Social and Interspecific Behavior
Nonpredatory Interspecific Interactions
Andean Flamingos nest in dense colonies, often with other flamingo species. At one colony in Bolivia, Andean, Chilean, and James’s flamingo were all nesting together in one colony that numbered about 3,000 birds total (3). Andean and Chilean flamingos were the dominant species, each numbering about 1,500 birds. Birds were equally likely to be nesting next to conspecific as heterospecific birds within the colony (3).

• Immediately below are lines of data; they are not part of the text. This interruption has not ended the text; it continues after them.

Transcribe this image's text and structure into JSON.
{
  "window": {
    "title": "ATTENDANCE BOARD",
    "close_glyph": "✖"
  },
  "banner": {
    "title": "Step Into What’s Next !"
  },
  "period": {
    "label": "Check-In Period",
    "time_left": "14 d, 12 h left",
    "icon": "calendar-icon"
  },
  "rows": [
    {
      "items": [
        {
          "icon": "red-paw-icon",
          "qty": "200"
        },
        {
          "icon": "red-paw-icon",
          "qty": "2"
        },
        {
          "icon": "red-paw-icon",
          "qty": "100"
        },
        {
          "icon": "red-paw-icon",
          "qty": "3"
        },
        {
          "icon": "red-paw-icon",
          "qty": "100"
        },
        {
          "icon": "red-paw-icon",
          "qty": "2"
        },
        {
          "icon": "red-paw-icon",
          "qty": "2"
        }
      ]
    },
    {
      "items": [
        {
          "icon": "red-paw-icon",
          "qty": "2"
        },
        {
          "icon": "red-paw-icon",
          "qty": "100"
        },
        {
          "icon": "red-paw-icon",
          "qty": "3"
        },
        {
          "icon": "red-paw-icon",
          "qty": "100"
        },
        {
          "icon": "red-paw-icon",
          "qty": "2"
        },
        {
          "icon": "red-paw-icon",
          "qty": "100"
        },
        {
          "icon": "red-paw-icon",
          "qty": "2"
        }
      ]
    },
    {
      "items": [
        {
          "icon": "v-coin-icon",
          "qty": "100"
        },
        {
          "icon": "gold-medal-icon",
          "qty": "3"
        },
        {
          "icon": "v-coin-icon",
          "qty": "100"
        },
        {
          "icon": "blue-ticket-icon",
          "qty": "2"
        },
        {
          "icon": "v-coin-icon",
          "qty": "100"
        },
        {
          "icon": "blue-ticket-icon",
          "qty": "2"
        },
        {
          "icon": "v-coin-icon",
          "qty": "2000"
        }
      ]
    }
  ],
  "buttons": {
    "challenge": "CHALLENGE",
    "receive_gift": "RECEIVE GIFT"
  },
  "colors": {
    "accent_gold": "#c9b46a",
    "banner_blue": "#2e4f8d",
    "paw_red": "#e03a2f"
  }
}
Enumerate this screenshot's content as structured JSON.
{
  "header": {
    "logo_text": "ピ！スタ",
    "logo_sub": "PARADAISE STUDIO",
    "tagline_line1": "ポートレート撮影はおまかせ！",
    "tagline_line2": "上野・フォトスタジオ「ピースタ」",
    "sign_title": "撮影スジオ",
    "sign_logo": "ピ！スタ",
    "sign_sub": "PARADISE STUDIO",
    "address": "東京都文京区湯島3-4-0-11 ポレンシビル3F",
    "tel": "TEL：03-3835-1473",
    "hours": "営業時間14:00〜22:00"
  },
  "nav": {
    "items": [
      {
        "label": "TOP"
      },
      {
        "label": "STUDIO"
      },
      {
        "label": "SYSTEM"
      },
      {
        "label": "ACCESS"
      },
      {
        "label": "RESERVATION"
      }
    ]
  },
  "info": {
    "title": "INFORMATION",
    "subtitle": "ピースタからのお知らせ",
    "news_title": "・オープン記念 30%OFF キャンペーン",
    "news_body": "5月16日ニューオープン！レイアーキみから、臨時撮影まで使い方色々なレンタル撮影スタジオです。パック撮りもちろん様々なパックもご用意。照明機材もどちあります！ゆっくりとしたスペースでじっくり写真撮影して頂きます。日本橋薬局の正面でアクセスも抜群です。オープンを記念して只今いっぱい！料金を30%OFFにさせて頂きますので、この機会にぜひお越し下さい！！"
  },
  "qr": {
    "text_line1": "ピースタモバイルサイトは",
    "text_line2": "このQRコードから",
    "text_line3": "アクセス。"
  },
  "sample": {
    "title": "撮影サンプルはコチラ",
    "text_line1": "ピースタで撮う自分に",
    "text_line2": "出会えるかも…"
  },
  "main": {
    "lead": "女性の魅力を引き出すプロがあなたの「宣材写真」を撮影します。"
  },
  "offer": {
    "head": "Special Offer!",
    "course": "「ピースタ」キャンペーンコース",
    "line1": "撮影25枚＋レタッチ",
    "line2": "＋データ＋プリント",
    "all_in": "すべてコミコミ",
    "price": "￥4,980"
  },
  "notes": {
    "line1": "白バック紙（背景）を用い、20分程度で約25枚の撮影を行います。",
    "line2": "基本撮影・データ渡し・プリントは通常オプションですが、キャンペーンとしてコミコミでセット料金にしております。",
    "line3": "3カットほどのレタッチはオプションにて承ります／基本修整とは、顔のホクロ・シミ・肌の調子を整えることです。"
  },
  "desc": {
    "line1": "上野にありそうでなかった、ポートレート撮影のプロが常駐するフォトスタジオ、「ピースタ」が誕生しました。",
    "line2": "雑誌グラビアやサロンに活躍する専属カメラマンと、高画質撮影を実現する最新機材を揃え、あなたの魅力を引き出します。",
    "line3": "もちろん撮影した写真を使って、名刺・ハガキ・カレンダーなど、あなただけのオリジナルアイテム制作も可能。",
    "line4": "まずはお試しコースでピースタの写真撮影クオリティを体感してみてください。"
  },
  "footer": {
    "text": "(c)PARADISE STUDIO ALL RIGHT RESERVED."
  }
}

During all seasons when foraging, Andean Flamingo often associates and forages with both Chilean and James's flamingo (5, 17, 6). In one study, the abundance of Andean and Chilean flamingos were positively correlated (6), suggesting close associations. In another study on the breeding grounds, Andean and Chilean flamingos were found to overlap and encounter one another 3.4x more often than if they were uniformly distributed across lakes, while Andean and James's flamingos were more likely to encounter one another within a given lake, as they prefer the same portions of a lake, suggesting that Andean Flamingos are positively associated with both Chilean and James's flamingos, albeit at different scales (5).
During the winter the Laguna Mar Chiquita, in the Cordoba province of Argentina, Andean Flamingo coexist with James’s Flamingo and Chilean Flamingo (24). During their brief overlap, Andean Flamingos never foraged with the James’s Flamingo, but did associate with the Chilean Flamingo in mixed flocks (24).
Studies focusing on predation of the Andean Flamingo are lacking.
Kinds of Predators
Generalist predators are more likely to be a threat to the Andean Flamingo, including Andean Fox (Lycalopex culpaeus; 25). Andean Fox fecal matter was found to have flamingo present in its diet, but identification to species was not possible (25). Other generalist predators may also predate adults, chicks, and eggs, but the data is lacking.